The production is bright and brassy, bursting with energy and a visual delight.
The principal role of Deloris was faultlessly performed by understudy Gabrielle Davina Smith, whose stage confidence, powerful voice and vigorous dancing was a delight to watch.
Lesley Joseph, familiar to stage and TV audiences, is commanding in the emotionally complex role of the Mother Superior. Joseph brings a wide experience to her performance honed in productions of theatre classics (Peter Hall’s A Midsummer Night’s Dream) as well as pantomime and popular TV roles as in the sitcom Birds of a Feather. She gives a moving and heart-rending delivery of "I Haven't Got a Prayer".
The actors in the other principal roles also bring a wide range of skills to their performances. Clive Rowe is a convincing Eddie Souther, humane, comedic and entertaining, while Graham Macduff makes a remarkable transformation as Monsignor O'Hara from repressed churchman to outrageous song and dance performer. Rowe’s "I Could Be That Guy" was enthusiastically received by the audience.
As Sister Mary Robert, the postulate nun, Lizzie Bea also goes on a journey. Her song "The Life I Never Had" reflects her growing realisation that she may be unfit for the life she is planning to devote herself to. Bea has a powerful voice and contributes to the dance sequences with energy and enthusiasm.
The bad guys are also well represented in this production. Jeremy Secomb is an appropriately tough and violent gang leader who commands the stage as an actor and is convincingly threatening in "When I Find My Baby". His three henchmen provide comic entertainment in well choreographed fight sequences and are effective in small group song and dance routines.
The cohort of nuns also plays an important role in the production with strongly individualised performances from each member of the choir and resonant singing and vigorous dancing in the choruses.
Morgan Large's set design suggests the vastness of a cathedral with a huge sweeping arch and a stained glass rose window which adapts effortlessly to represent street scenes and to enclose smaller sets like a police office or a nightclub, which are pushed on with maximum efficiency. In a programme article, Large talks about the importance of collaboration and consultation in the development of a complex production of this kind.

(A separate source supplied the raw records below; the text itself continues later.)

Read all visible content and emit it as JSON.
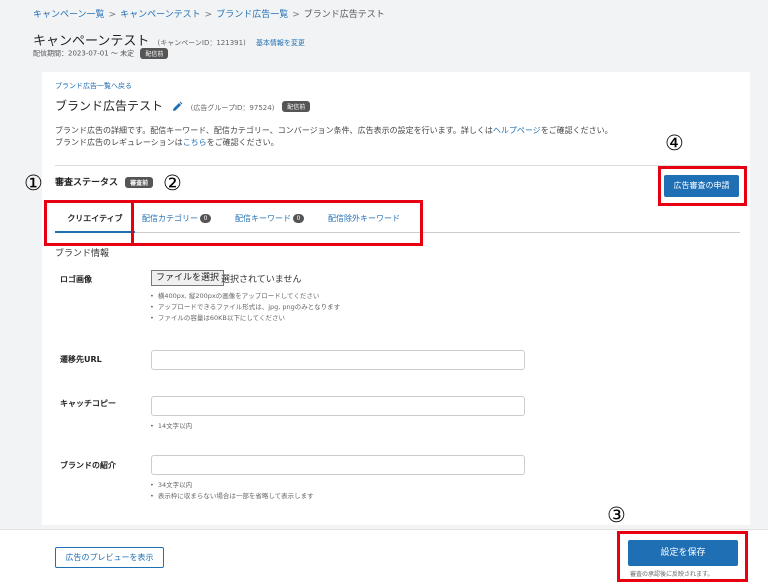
{
  "breadcrumb": {
    "items": [
      "キャンペーン一覧",
      "キャンペーンテスト",
      "ブランド広告一覧",
      "ブランド広告テスト"
    ],
    "separator": ">"
  },
  "campaign": {
    "title": "キャンペーンテスト",
    "id_text": "(キャンペーンID：121391)",
    "edit_link": "基本情報を変更",
    "period": "配信期間：2023-07-01 ～ 未定",
    "status_badge": "配信前"
  },
  "brand": {
    "back_link": "ブランド広告一覧へ戻る",
    "title": "ブランド広告テスト",
    "group_id_text": "(広告グループID：97524)",
    "status_badge": "配信前",
    "desc_line1_a": "ブランド広告の詳細です。配信キーワード、配信カテゴリー、コンバージョン条件、広告表示の設定を行います。詳しくは",
    "desc_line1_link": "ヘルプページ",
    "desc_line1_b": "をご確認ください。",
    "desc_line2_a": "ブランド広告のレギュレーションは",
    "desc_line2_link": "こちら",
    "desc_line2_b": "をご確認ください。"
  },
  "review": {
    "label": "審査ステータス",
    "badge": "審査前",
    "apply_button": "広告審査の申請"
  },
  "tabs": [
    {
      "label": "クリエイティブ",
      "count": ""
    },
    {
      "label": "配信カテゴリー",
      "count": "0"
    },
    {
      "label": "配信キーワード",
      "count": "0"
    },
    {
      "label": "配信除外キーワード",
      "count": ""
    }
  ],
  "form": {
    "section_title": "ブランド情報",
    "logo": {
      "label": "ロゴ画像",
      "file_button": "ファイルを選択",
      "file_status": "選択されていません",
      "hints": [
        "横400px, 縦200pxの画像をアップロードしてください",
        "アップロードできるファイル形式は、jpg, pngのみとなります",
        "ファイルの容量は60KB以下にしてください"
      ]
    },
    "url": {
      "label": "遷移先URL",
      "value": ""
    },
    "catch": {
      "label": "キャッチコピー",
      "value": "",
      "hints": [
        "14文字以内"
      ]
    },
    "intro": {
      "label": "ブランドの紹介",
      "value": "",
      "hints": [
        "34文字以内",
        "表示枠に収まらない場合は一部を省略して表示します"
      ]
    }
  },
  "footer": {
    "preview_button": "広告のプレビューを表示",
    "save_button": "設定を保存",
    "save_note": "審査の承認後に反映されます。"
  },
  "callouts": [
    "①",
    "②",
    "③",
    "④"
  ],
  "colors": {
    "accent": "#1f6fb5",
    "callout": "#e60012",
    "badge": "#555555"
  }
}
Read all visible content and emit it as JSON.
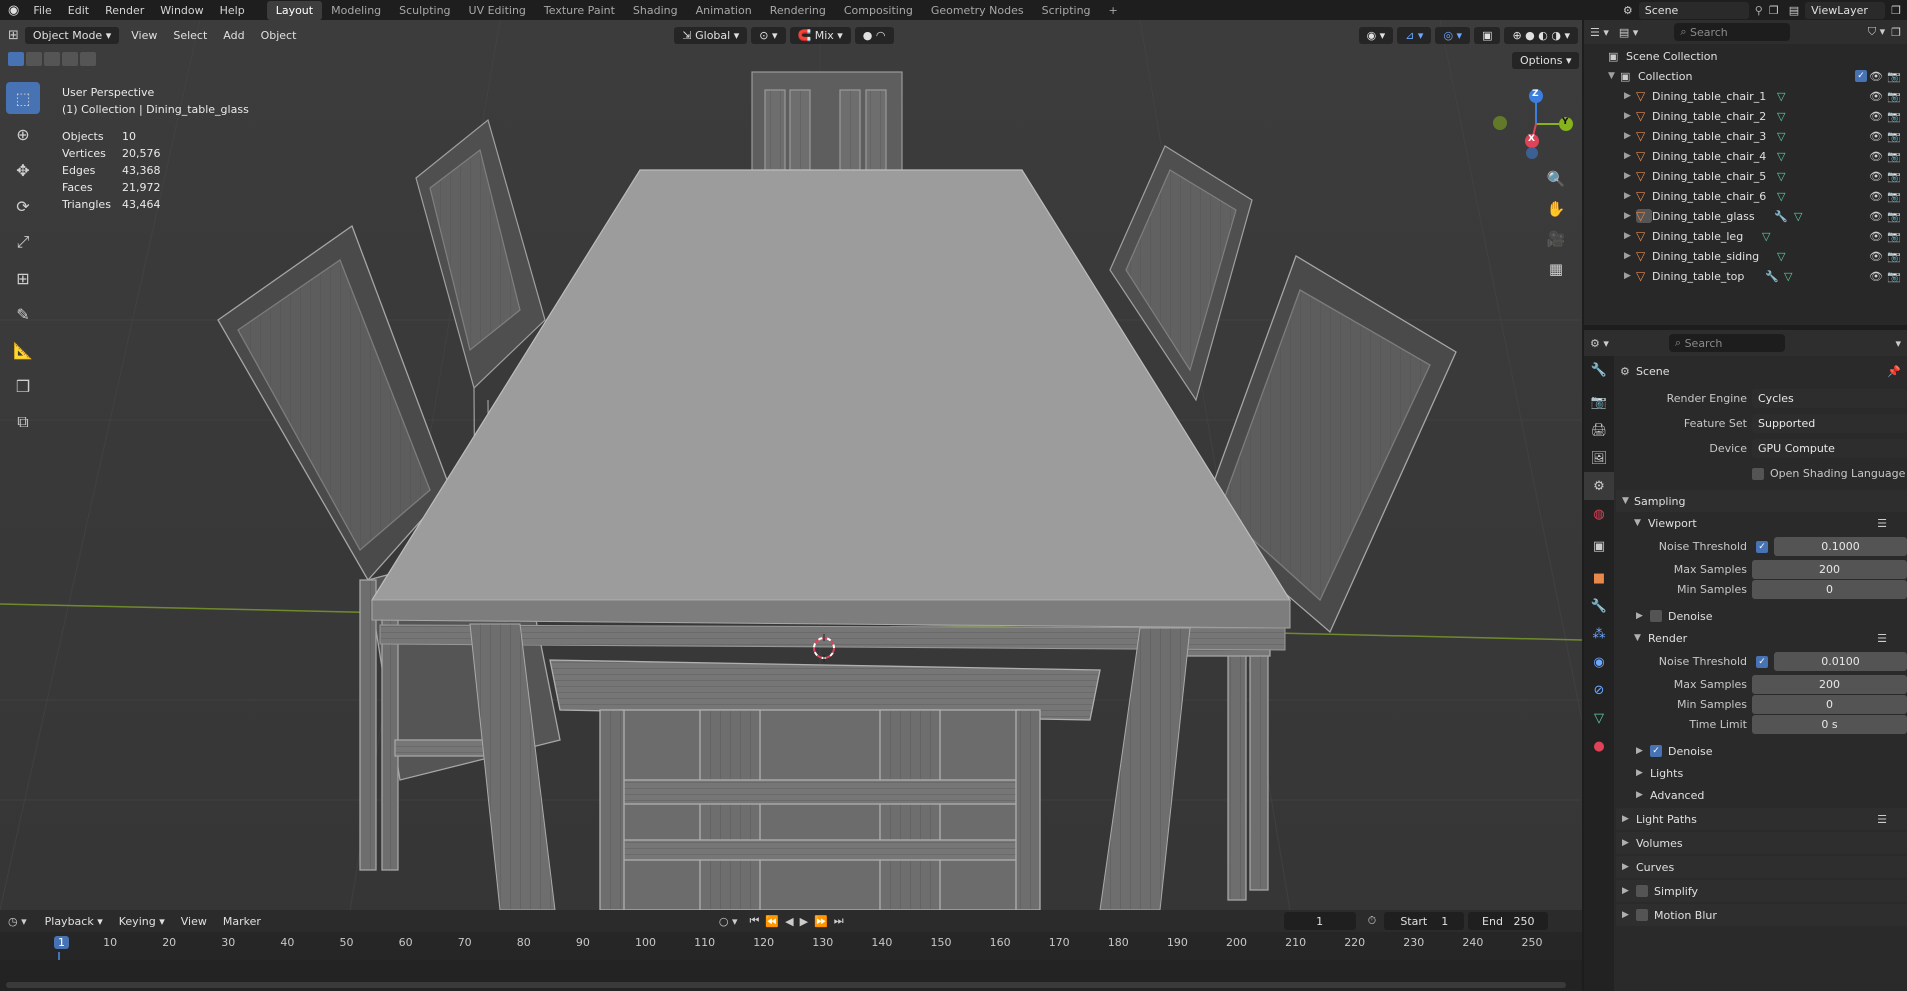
{
  "topbar": {
    "menu": [
      "File",
      "Edit",
      "Render",
      "Window",
      "Help"
    ],
    "workspaces": [
      "Layout",
      "Modeling",
      "Sculpting",
      "UV Editing",
      "Texture Paint",
      "Shading",
      "Animation",
      "Rendering",
      "Compositing",
      "Geometry Nodes",
      "Scripting"
    ],
    "active_workspace": "Layout",
    "add_workspace": "+",
    "scene": "Scene",
    "view_layer": "ViewLayer"
  },
  "viewport": {
    "mode": "Object Mode",
    "menus": [
      "View",
      "Select",
      "Add",
      "Object"
    ],
    "transform_orientation": "Global",
    "snap": "Mix",
    "options": "Options",
    "perspective": "User Perspective",
    "context": "(1) Collection | Dining_table_glass",
    "stats": [
      {
        "label": "Objects",
        "value": "10"
      },
      {
        "label": "Vertices",
        "value": "20,576"
      },
      {
        "label": "Edges",
        "value": "43,368"
      },
      {
        "label": "Faces",
        "value": "21,972"
      },
      {
        "label": "Triangles",
        "value": "43,464"
      }
    ],
    "gizmo_axes": {
      "x": "X",
      "y": "Y",
      "z": "Z"
    }
  },
  "outliner": {
    "search_placeholder": "Search",
    "root": "Scene Collection",
    "collection": "Collection",
    "items": [
      "Dining_table_chair_1",
      "Dining_table_chair_2",
      "Dining_table_chair_3",
      "Dining_table_chair_4",
      "Dining_table_chair_5",
      "Dining_table_chair_6",
      "Dining_table_glass",
      "Dining_table_leg",
      "Dining_table_siding",
      "Dining_table_top"
    ]
  },
  "properties": {
    "search_placeholder": "Search",
    "context": "Scene",
    "render_engine": {
      "label": "Render Engine",
      "value": "Cycles"
    },
    "feature_set": {
      "label": "Feature Set",
      "value": "Supported"
    },
    "device": {
      "label": "Device",
      "value": "GPU Compute"
    },
    "osl": "Open Shading Language",
    "sampling": "Sampling",
    "viewport": {
      "title": "Viewport",
      "noise_threshold_label": "Noise Threshold",
      "noise_threshold": "0.1000",
      "max_samples_label": "Max Samples",
      "max_samples": "200",
      "min_samples_label": "Min Samples",
      "min_samples": "0",
      "denoise": "Denoise"
    },
    "render": {
      "title": "Render",
      "noise_threshold_label": "Noise Threshold",
      "noise_threshold": "0.0100",
      "max_samples_label": "Max Samples",
      "max_samples": "200",
      "min_samples_label": "Min Samples",
      "min_samples": "0",
      "time_limit_label": "Time Limit",
      "time_limit": "0 s",
      "denoise": "Denoise",
      "lights": "Lights",
      "advanced": "Advanced"
    },
    "panels": [
      "Light Paths",
      "Volumes",
      "Curves",
      "Simplify",
      "Motion Blur"
    ]
  },
  "timeline": {
    "menus": [
      "Playback",
      "Keying",
      "View",
      "Marker"
    ],
    "current_frame": "1",
    "start_label": "Start",
    "start": "1",
    "end_label": "End",
    "end": "250",
    "ruler": [
      "1",
      "10",
      "20",
      "30",
      "40",
      "50",
      "60",
      "70",
      "80",
      "90",
      "100",
      "110",
      "120",
      "130",
      "140",
      "150",
      "160",
      "170",
      "180",
      "190",
      "200",
      "210",
      "220",
      "230",
      "240",
      "250"
    ]
  },
  "colors": {
    "accent": "#4772b3",
    "object_icon": "#e6894a",
    "mesh_data": "#5fd1a5",
    "axis_x": "#e04358",
    "axis_y": "#86b31c",
    "axis_z": "#3c7ee0"
  }
}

The costume design is functional (good for dancing nuns), outrageous and cleverly witty on occasions, and as the action proceeds moves from the blackness of the nun’s habits to climax in a bright multi-coloured sparkling line-up at the end of the show.
There is much to entertain in this well acted, well sung, visually and musically exciting production which was clearly a treat for the many fans who had waited so long to see it.
Reviewer: Velda Harris